SUPPLIED RECORDS:
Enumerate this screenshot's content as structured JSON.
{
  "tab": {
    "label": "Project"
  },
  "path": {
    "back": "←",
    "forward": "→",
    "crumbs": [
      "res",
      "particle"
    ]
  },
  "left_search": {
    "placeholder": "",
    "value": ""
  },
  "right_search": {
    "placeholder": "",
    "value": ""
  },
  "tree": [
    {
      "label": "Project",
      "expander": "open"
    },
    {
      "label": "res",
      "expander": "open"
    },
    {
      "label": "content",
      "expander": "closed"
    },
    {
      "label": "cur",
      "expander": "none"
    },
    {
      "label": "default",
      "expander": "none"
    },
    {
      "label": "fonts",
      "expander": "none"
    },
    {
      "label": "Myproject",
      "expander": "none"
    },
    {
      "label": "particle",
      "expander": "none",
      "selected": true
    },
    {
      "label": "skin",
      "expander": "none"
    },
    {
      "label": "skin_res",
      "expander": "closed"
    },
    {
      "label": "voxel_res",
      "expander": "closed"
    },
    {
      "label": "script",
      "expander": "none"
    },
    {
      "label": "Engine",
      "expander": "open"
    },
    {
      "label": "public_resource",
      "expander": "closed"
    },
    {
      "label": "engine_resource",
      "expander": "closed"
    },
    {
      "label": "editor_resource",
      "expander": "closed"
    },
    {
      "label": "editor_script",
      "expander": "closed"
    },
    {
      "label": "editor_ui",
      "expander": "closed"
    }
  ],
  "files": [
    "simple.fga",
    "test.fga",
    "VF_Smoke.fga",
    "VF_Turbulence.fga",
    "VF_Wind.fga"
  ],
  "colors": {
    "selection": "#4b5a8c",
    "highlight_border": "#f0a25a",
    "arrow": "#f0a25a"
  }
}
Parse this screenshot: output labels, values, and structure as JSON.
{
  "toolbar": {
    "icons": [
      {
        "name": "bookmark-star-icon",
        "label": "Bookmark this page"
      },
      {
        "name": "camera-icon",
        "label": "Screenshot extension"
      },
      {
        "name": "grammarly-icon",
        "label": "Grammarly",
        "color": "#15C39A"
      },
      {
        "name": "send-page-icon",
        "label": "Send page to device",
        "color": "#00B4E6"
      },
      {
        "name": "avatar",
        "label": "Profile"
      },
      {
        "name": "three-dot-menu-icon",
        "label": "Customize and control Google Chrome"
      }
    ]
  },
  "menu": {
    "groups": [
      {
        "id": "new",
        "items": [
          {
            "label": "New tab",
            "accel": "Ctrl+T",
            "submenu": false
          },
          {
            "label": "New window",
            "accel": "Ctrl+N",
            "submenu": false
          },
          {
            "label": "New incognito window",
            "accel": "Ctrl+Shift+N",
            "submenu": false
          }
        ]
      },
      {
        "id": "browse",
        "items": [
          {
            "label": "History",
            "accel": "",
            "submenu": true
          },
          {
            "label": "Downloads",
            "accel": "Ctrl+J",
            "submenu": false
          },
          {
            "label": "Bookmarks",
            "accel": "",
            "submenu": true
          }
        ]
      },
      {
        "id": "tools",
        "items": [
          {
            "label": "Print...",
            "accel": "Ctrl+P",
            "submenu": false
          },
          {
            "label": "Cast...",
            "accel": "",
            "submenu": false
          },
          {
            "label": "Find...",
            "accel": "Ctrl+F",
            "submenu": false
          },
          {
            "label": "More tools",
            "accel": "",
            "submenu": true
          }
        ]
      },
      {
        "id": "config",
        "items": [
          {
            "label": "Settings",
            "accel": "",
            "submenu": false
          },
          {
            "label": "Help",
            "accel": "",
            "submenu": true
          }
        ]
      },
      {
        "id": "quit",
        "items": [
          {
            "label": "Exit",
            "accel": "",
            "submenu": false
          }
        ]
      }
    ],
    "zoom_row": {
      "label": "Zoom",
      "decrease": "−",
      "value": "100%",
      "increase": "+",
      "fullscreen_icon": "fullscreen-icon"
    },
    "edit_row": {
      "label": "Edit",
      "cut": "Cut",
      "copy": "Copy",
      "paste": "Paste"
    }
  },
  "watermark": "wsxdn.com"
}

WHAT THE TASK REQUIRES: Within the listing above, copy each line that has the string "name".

FINISHED EXERCISE:
        "name": "bookmark-star-icon",
        "name": "camera-icon",
        "name": "grammarly-icon",
        "name": "send-page-icon",
        "name": "avatar",
        "name": "three-dot-menu-icon",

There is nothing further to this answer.